Maybe the question is where is the theater?

Where is the theater I'm writing for?

 It doesn't exist here.

Can't exist here.


Sunday, August 26, 2012

RE/Write: Care of Trees, Etcetera

It's been a strange month.

My hard drive failed. I lost three scenes that I'd spent many hours writing and refining. I hadn't backed up my work. Now there's a backup plan. Literally. This week I'll see how much of those scenes I can recover from my own memory. I'm looking forward to getting a first draft of this new play (no title yet).

I started rewriting Care of Trees. I'm workshopping it with a playwright/mentor. My sense was it only needed a few tweaks. Turns out it's not exactly that simple. I've cut the first 25 pages down to 6. There's probably 6 more pages to salvage from the remaining script. It's pretty sobering. I have no idea what it is or where it's going. But the remaining pages are much better, more essential, a distillation of my original intention. It needs to bake some more.

Devised work is on hold. I don't want to be in the studio. There would be a lot of lying on the floor staring at the ceiling. There's something to be said for that, but not at $15 to $30 an hour. Sorting out how to move forward with this work. How to work, with whom to work, and where. It's all open.

It occurred to me yesterday that the loss of the hard drive is somehow symbolic. It feels like everything is being rewritten. There's been a lot of loss this month.

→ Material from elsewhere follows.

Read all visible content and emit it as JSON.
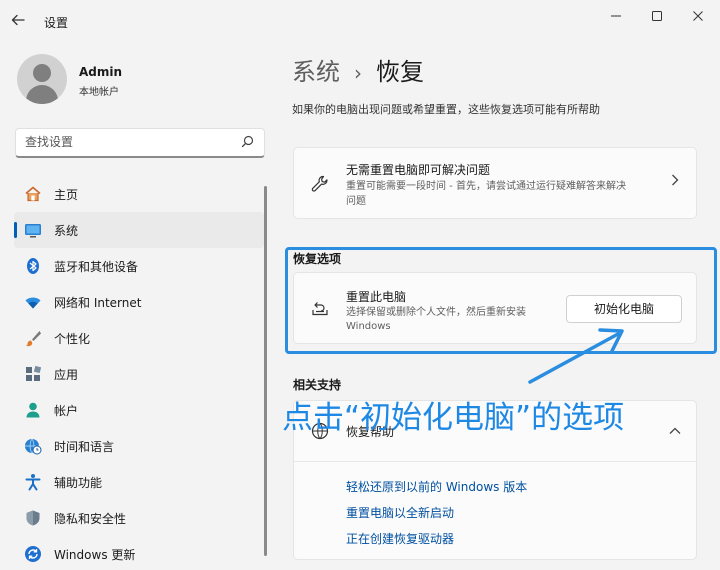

A stripping down. I've finally found zero. And pretty much everything else on this list.

 To Change Art, Destroy EgoBen Vautier1965.